• Task item: All of the data is to be copied word for word.

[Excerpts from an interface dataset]
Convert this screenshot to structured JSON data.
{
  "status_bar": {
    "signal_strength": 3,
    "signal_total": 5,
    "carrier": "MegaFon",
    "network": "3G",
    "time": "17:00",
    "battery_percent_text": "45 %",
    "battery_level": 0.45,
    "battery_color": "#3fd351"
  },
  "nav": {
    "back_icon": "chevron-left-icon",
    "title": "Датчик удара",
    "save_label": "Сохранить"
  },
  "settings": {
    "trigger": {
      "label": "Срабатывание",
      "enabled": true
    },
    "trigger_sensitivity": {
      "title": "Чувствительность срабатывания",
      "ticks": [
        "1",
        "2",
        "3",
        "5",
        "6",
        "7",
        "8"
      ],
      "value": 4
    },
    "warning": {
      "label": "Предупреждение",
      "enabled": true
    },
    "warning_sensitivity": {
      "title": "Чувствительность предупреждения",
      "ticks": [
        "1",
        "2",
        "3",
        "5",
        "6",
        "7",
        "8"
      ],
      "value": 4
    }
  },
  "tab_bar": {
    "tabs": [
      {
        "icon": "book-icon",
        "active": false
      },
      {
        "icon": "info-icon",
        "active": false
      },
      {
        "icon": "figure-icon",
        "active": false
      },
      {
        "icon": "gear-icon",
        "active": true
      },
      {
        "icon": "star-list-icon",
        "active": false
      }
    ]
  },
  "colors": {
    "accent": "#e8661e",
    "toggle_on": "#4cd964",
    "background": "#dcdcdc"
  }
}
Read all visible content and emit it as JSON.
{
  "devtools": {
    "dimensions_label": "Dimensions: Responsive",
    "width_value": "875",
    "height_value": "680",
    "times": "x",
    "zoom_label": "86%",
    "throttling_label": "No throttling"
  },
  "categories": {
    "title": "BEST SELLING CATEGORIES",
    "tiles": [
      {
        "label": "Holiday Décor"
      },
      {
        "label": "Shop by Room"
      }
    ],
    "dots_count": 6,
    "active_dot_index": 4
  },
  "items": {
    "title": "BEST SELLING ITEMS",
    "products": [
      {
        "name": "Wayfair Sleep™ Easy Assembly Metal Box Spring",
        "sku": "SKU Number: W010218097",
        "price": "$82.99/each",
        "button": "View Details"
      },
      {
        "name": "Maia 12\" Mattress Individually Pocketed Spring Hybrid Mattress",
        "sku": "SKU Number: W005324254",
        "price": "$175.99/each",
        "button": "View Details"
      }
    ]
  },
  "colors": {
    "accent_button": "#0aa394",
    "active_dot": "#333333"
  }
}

• The answer:
Convert this screenshot to structured JSON data.
{
  "status_bar": {
    "signal_strength": 3,
    "signal_total": 5,
    "carrier": "MegaFon",
    "network": "3G",
    "time": "17:00",
    "battery_percent_text": "45 %",
    "battery_level": 0.45,
    "battery_color": "#3fd351"
  },
  "nav": {
    "back_icon": "chevron-left-icon",
    "title": "Датчик удара",
    "save_label": "Сохранить"
  },
  "settings": {
    "trigger": {
      "label": "Срабатывание",
      "enabled": true
    },
    "trigger_sensitivity": {
      "title": "Чувствительность срабатывания",
      "ticks": [
        "1",
        "2",
        "3",
        "5",
        "6",
        "7",
        "8"
      ],
      "value": 4
    },
    "warning": {
      "label": "Предупреждение",
      "enabled": true
    },
    "warning_sensitivity": {
      "title": "Чувствительность предупреждения",
      "ticks": [
        "1",
        "2",
        "3",
        "5",
        "6",
        "7",
        "8"
      ],
      "value": 4
    }
  },
  "tab_bar": {
    "tabs": [
      {
        "icon": "book-icon",
        "active": false
      },
      {
        "icon": "info-icon",
        "active": false
      },
      {
        "icon": "figure-icon",
        "active": false
      },
      {
        "icon": "gear-icon",
        "active": true
      },
      {
        "icon": "star-list-icon",
        "active": false
      }
    ]
  },
  "colors": {
    "accent": "#e8661e",
    "toggle_on": "#4cd964",
    "background": "#dcdcdc"
  }
}
Read all visible content and emit it as JSON.
{
  "devtools": {
    "dimensions_label": "Dimensions: Responsive",
    "width_value": "875",
    "height_value": "680",
    "times": "x",
    "zoom_label": "86%",
    "throttling_label": "No throttling"
  },
  "categories": {
    "title": "BEST SELLING CATEGORIES",
    "tiles": [
      {
        "label": "Holiday Décor"
      },
      {
        "label": "Shop by Room"
      }
    ],
    "dots_count": 6,
    "active_dot_index": 4
  },
  "items": {
    "title": "BEST SELLING ITEMS",
    "products": [
      {
        "name": "Wayfair Sleep™ Easy Assembly Metal Box Spring",
        "sku": "SKU Number: W010218097",
        "price": "$82.99/each",
        "button": "View Details"
      },
      {
        "name": "Maia 12\" Mattress Individually Pocketed Spring Hybrid Mattress",
        "sku": "SKU Number: W005324254",
        "price": "$175.99/each",
        "button": "View Details"
      }
    ]
  },
  "colors": {
    "accent_button": "#0aa394",
    "active_dot": "#333333"
  }
}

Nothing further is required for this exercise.